Marrapinti is the rock hole site west of the Pollock Hills in Western Australia.
Ancestral women of the Nangala and Napangati subsections camped at Marrapinti during their travels east. There, the women made nose bones, also known as marrapinti. During ceremonies relating to Marrapinti, the older women pierced the nasal septums of the younger women who were participating in the ceremony. Now, nose bones are only used by the older generation for ceremonies.
Upon completion of the ceremonies at Marrapinti, the women continued their travels east, passing through Wala Wala, Ngaminya and Wirrulnga, before heading north east to Wilkinkarra [Lake Mackay].
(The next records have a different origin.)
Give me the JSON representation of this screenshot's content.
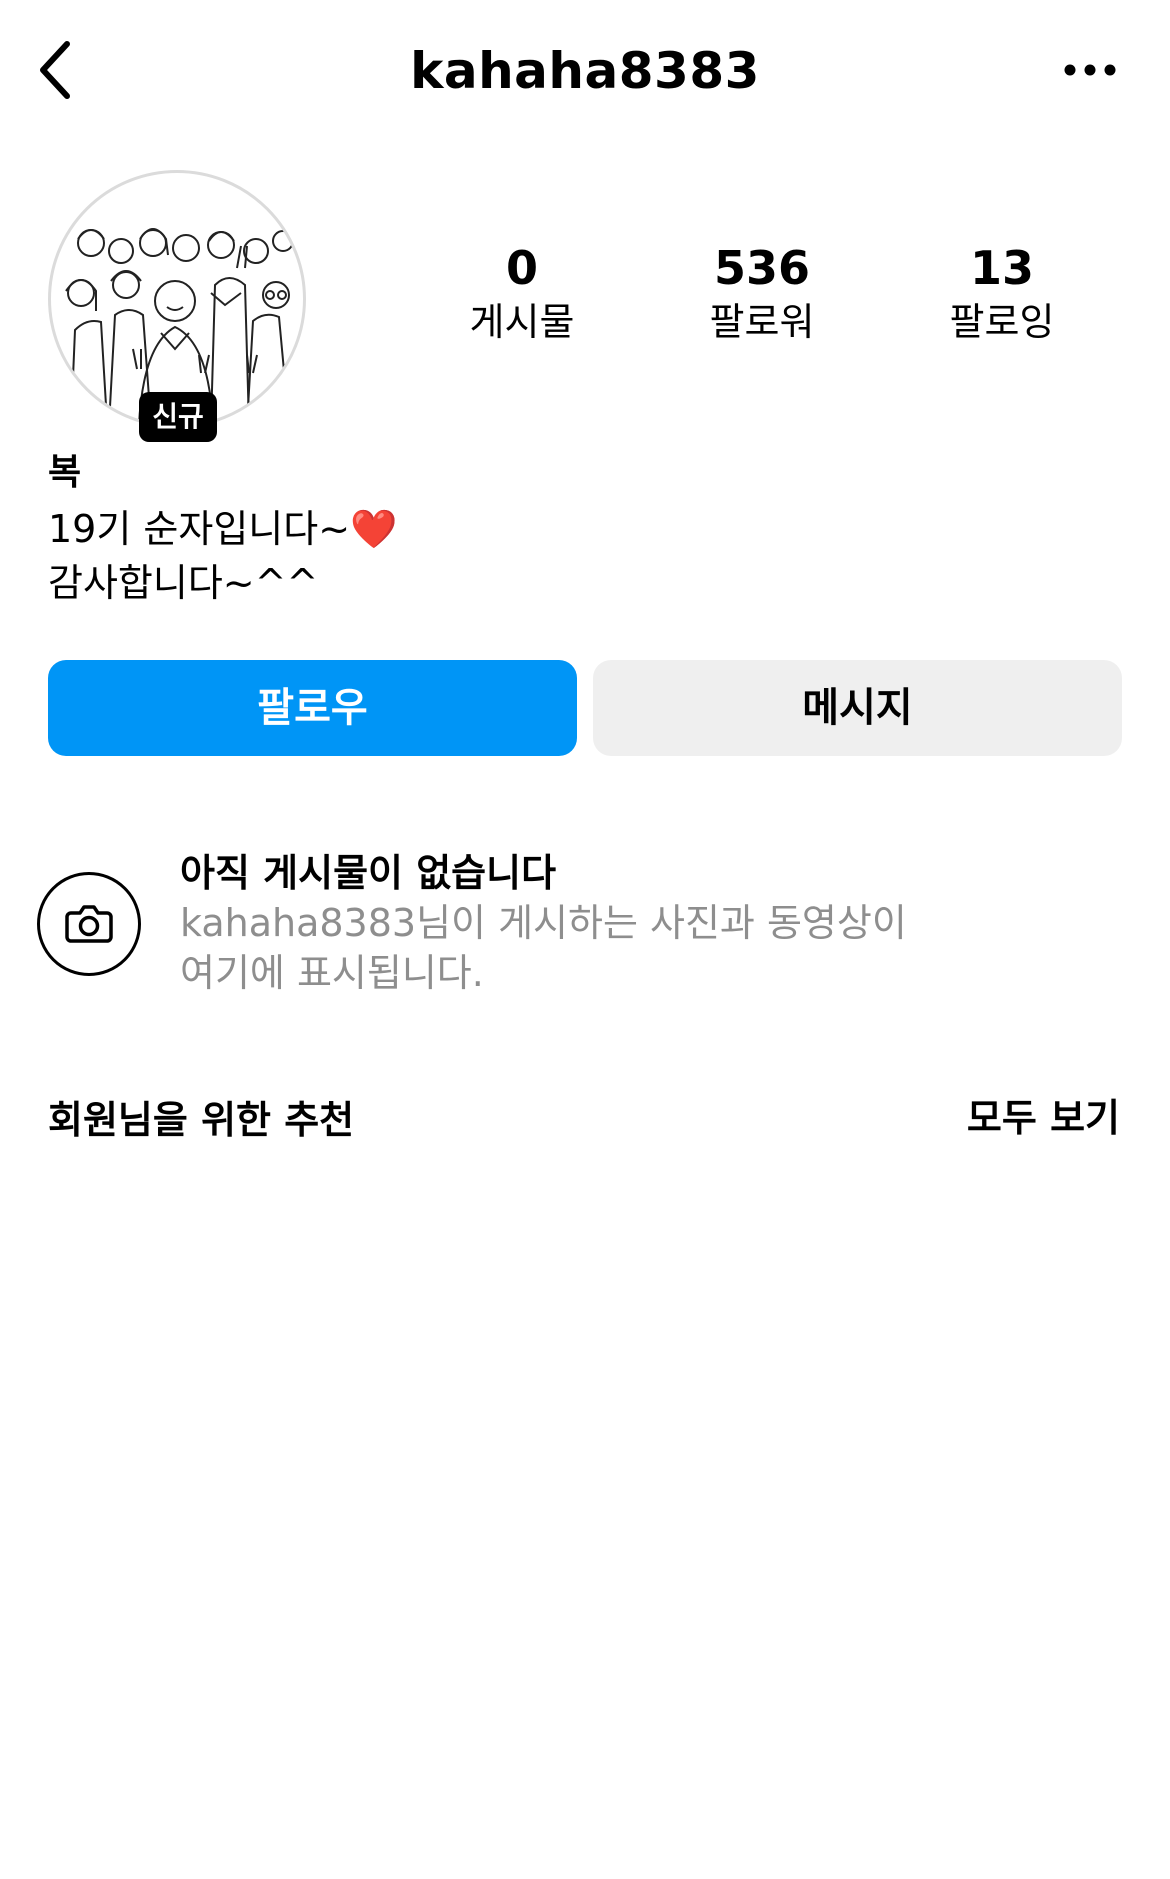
{
  "header": {
    "username": "kahaha8383"
  },
  "profile": {
    "new_badge": "신규",
    "stats": [
      {
        "value": "0",
        "label": "게시물"
      },
      {
        "value": "536",
        "label": "팔로워"
      },
      {
        "value": "13",
        "label": "팔로잉"
      }
    ],
    "name": "복",
    "bio_line1": "19기 순자입니다~",
    "bio_line1_emoji": "❤️",
    "bio_line2": "감사합니다~^^"
  },
  "actions": {
    "follow_label": "팔로우",
    "message_label": "메시지"
  },
  "empty_posts": {
    "title": "아직 게시물이 없습니다",
    "desc_line1": "kahaha8383님이 게시하는 사진과 동영상이",
    "desc_line2": "여기에 표시됩니다."
  },
  "suggestions": {
    "title": "회원님을 위한 추천",
    "see_all": "모두 보기"
  },
  "colors": {
    "follow_button": "#0095f6",
    "message_button": "#efefef",
    "muted_text": "#8e8e8e",
    "heart": "#e0245e"
  }
}
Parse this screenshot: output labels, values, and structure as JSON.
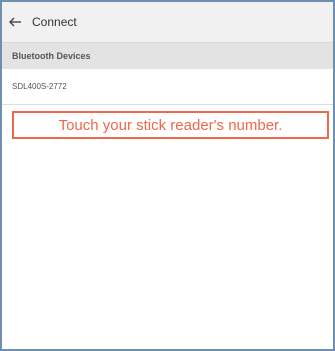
{
  "app_bar": {
    "back_icon": "arrow-left-icon",
    "title": "Connect"
  },
  "section": {
    "header": "Bluetooth Devices"
  },
  "devices": [
    {
      "name": "SDL400S-2772"
    }
  ],
  "callout": {
    "text": "Touch your stick reader's number.",
    "color": "#f0674a"
  },
  "colors": {
    "frame_border": "#6f8fae",
    "app_bar_bg": "#f1f1f1",
    "section_header_bg": "#e3e3e3"
  }
}
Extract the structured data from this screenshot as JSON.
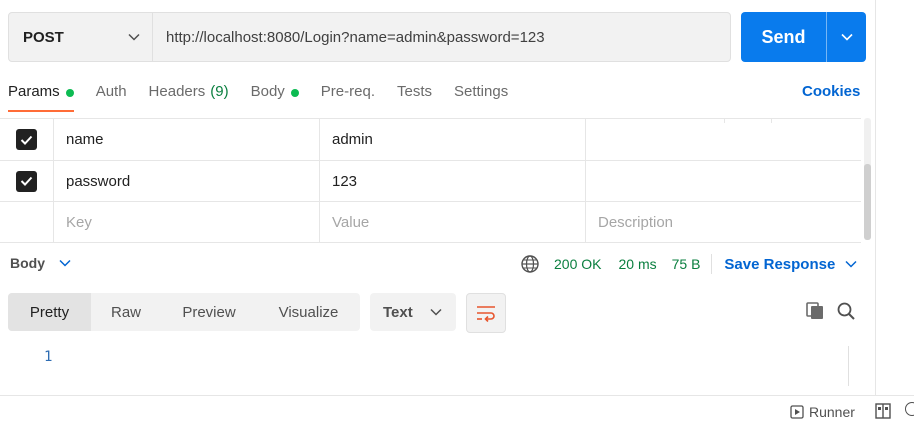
{
  "request": {
    "method": "POST",
    "url": "http://localhost:8080/Login?name=admin&password=123",
    "send_label": "Send"
  },
  "tabs": [
    {
      "label": "Params",
      "active": true,
      "dot": true
    },
    {
      "label": "Auth"
    },
    {
      "label": "Headers",
      "count": "(9)"
    },
    {
      "label": "Body",
      "dot": true
    },
    {
      "label": "Pre-req."
    },
    {
      "label": "Tests"
    },
    {
      "label": "Settings"
    }
  ],
  "cookies_label": "Cookies",
  "params": [
    {
      "checked": true,
      "key": "name",
      "value": "admin",
      "description": ""
    },
    {
      "checked": true,
      "key": "password",
      "value": "123",
      "description": ""
    }
  ],
  "params_placeholder": {
    "key": "Key",
    "value": "Value",
    "description": "Description"
  },
  "response": {
    "section_label": "Body",
    "status": "200 OK",
    "time": "20 ms",
    "size": "75 B",
    "save_label": "Save Response"
  },
  "view_tabs": [
    "Pretty",
    "Raw",
    "Preview",
    "Visualize"
  ],
  "format": "Text",
  "editor": {
    "line_number": "1"
  },
  "statusbar": {
    "runner_label": "Runner"
  },
  "colors": {
    "accent": "#ff6c37",
    "primary": "#097bed",
    "link": "#0265d2",
    "success": "#0a7f3f"
  }
}
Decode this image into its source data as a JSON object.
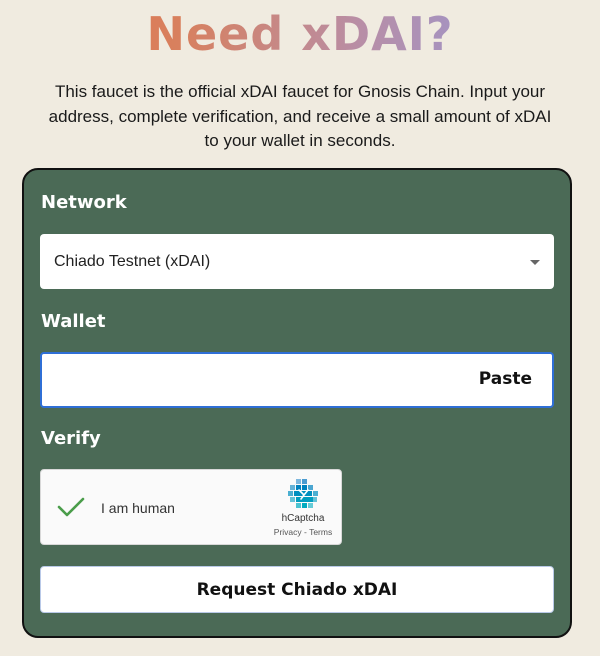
{
  "header": {
    "title": "Need xDAI?",
    "subtitle": "This faucet is the official xDAI faucet for Gnosis Chain. Input your address, complete verification, and receive a small amount of xDAI to your wallet in seconds."
  },
  "form": {
    "network_label": "Network",
    "network_selected": "Chiado Testnet (xDAI)",
    "wallet_label": "Wallet",
    "wallet_value": "",
    "paste_label": "Paste",
    "verify_label": "Verify",
    "captcha": {
      "checkbox_label": "I am human",
      "brand": "hCaptcha",
      "links": "Privacy - Terms"
    },
    "submit_label": "Request Chiado xDAI"
  },
  "colors": {
    "background": "#f0ebe0",
    "card": "#4b6a56",
    "input_focus": "#2f6fd6",
    "check": "#4a9d4a"
  },
  "icons": [
    "chevron-down-icon",
    "checkmark-icon",
    "hcaptcha-logo-icon"
  ]
}
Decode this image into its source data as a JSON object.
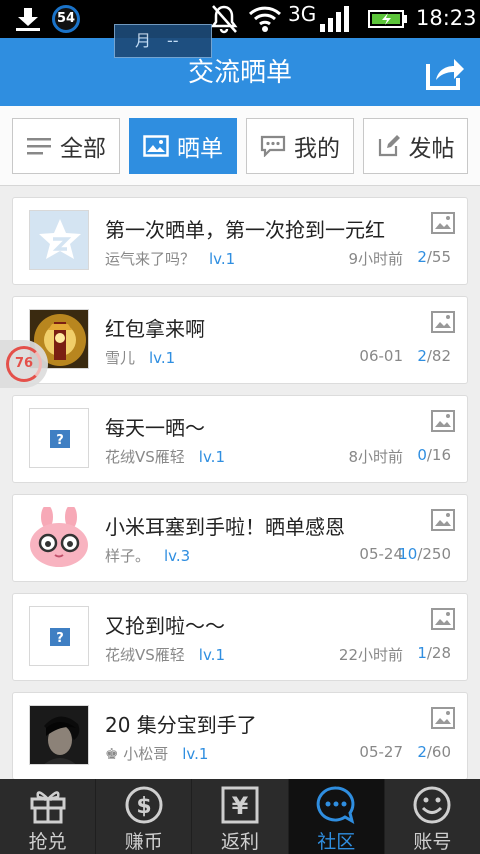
{
  "statusbar": {
    "badge": "54",
    "network": "3G",
    "time": "18:23"
  },
  "month_tip": {
    "label": "月",
    "value": "--"
  },
  "header": {
    "title": "交流晒单"
  },
  "tabs": [
    {
      "label": "全部",
      "icon": "list-icon"
    },
    {
      "label": "晒单",
      "icon": "photo-icon"
    },
    {
      "label": "我的",
      "icon": "chat-icon"
    },
    {
      "label": "发帖",
      "icon": "edit-icon"
    }
  ],
  "posts": [
    {
      "title": "第一次晒单，第一次抢到一元红",
      "author": "运气来了吗？",
      "level": "lv.1",
      "time": "9小时前",
      "count_a": "2",
      "count_b": "/55",
      "avatar": "star-logo"
    },
    {
      "title": "红包拿来啊",
      "author": "雪儿",
      "level": "lv.1",
      "time": "06-01",
      "count_a": "2",
      "count_b": "/82",
      "avatar": "temple-photo"
    },
    {
      "title": "每天一晒～",
      "author": "花绒VS雁轻",
      "level": "lv.1",
      "time": "8小时前",
      "count_a": "0",
      "count_b": "/16",
      "avatar": "placeholder"
    },
    {
      "title": "小米耳塞到手啦！晒单感恩",
      "author": "样子。",
      "level": "lv.3",
      "time": "05-24",
      "count_a": "10",
      "count_b": "/250",
      "avatar": "pink-bunny"
    },
    {
      "title": "又抢到啦～～",
      "author": "花绒VS雁轻",
      "level": "lv.1",
      "time": "22小时前",
      "count_a": "1",
      "count_b": "/28",
      "avatar": "placeholder"
    },
    {
      "title": "20 集分宝到手了",
      "author": "♚ 小松哥",
      "level": "lv.1",
      "time": "05-27",
      "count_a": "2",
      "count_b": "/60",
      "avatar": "portrait-photo"
    }
  ],
  "float_bubble": {
    "value": "76"
  },
  "bottom_nav": [
    {
      "label": "抢兑",
      "icon": "gift-icon"
    },
    {
      "label": "赚币",
      "icon": "dollar-icon"
    },
    {
      "label": "返利",
      "icon": "yen-icon"
    },
    {
      "label": "社区",
      "icon": "chat-bubble-icon"
    },
    {
      "label": "账号",
      "icon": "smiley-icon"
    }
  ],
  "colors": {
    "accent": "#2f8ee0",
    "header": "#2f8ee0",
    "nav_bg": "#2b2b2b"
  }
}
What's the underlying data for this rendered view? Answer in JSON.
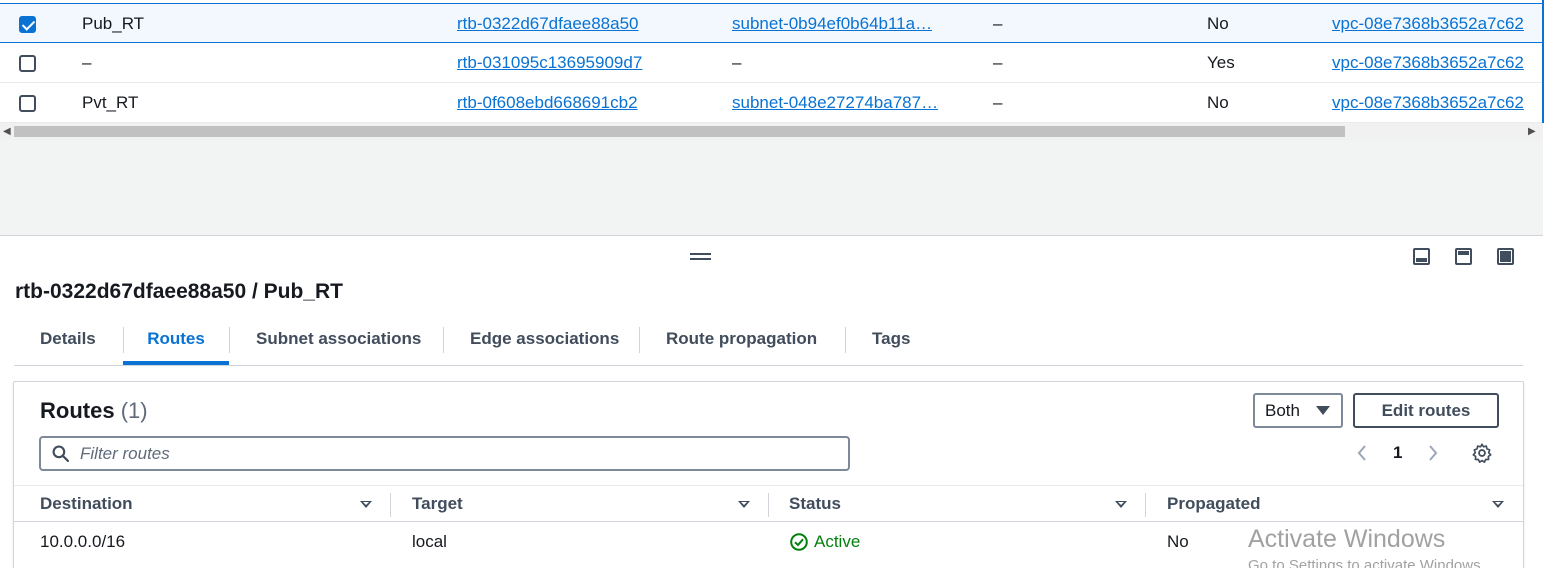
{
  "route_tables": [
    {
      "selected": true,
      "name": "Pub_RT",
      "id": "rtb-0322d67dfaee88a50",
      "subnet": "subnet-0b94ef0b64b11a…",
      "edge": "–",
      "main": "No",
      "vpc": "vpc-08e7368b3652a7c62"
    },
    {
      "selected": false,
      "name": "–",
      "id": "rtb-031095c13695909d7",
      "subnet": "–",
      "edge": "–",
      "main": "Yes",
      "vpc": "vpc-08e7368b3652a7c62"
    },
    {
      "selected": false,
      "name": "Pvt_RT",
      "id": "rtb-0f608ebd668691cb2",
      "subnet": "subnet-048e27274ba787…",
      "edge": "–",
      "main": "No",
      "vpc": "vpc-08e7368b3652a7c62"
    }
  ],
  "detail": {
    "title": "rtb-0322d67dfaee88a50 / Pub_RT",
    "tabs": [
      {
        "label": "Details",
        "active": false
      },
      {
        "label": "Routes",
        "active": true
      },
      {
        "label": "Subnet associations",
        "active": false
      },
      {
        "label": "Edge associations",
        "active": false
      },
      {
        "label": "Route propagation",
        "active": false
      },
      {
        "label": "Tags",
        "active": false
      }
    ]
  },
  "routes": {
    "heading": "Routes",
    "count": "(1)",
    "filter_placeholder": "Filter routes",
    "filter_value": "",
    "select_value": "Both",
    "edit_button": "Edit routes",
    "page": "1",
    "columns": [
      "Destination",
      "Target",
      "Status",
      "Propagated"
    ],
    "rows": [
      {
        "destination": "10.0.0.0/16",
        "target": "local",
        "status": "Active",
        "propagated": "No"
      }
    ]
  },
  "watermark": {
    "title": "Activate Windows",
    "subtitle": "Go to Settings to activate Windows."
  },
  "colors": {
    "link": "#0972d3",
    "success": "#037f0c",
    "text": "#16191f"
  },
  "icons": [
    "checkbox-icon",
    "drag-handle-icon",
    "panel-bottom-icon",
    "panel-side-icon",
    "panel-full-icon",
    "search-icon",
    "caret-down-icon",
    "chevron-left-icon",
    "chevron-right-icon",
    "gear-icon",
    "sort-icon",
    "status-ok-icon"
  ]
}
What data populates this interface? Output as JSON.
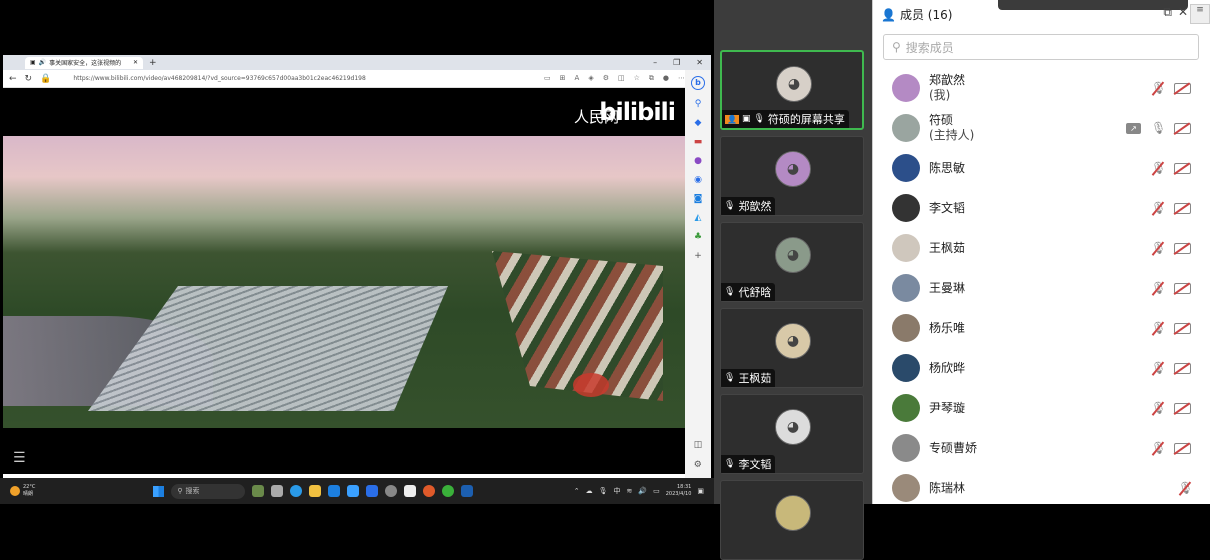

The lines in the painting represent the surrounding tali (sand hills) in the area around Wirrulnga. A group of ancestral women once gathered at this site to perform the dance and sing the songs associated with the area. Wirrulnga is known as a traditional birthing site for the women of the area, and while the women were at Wirrulnga a woman of the Napaltjarri kinship subsection gave birth to a son who was a Tjupurrula. While at Wirrulnga the women also gathered the edible berries known as kampurarrpa or desert raisin from the small shrub Solanum centrale. These berries can be eaten straight from the bush but are sometimes ground into a paste and cooked in the coals to form a type of damper.
Doreen Reid Nakamarra 2007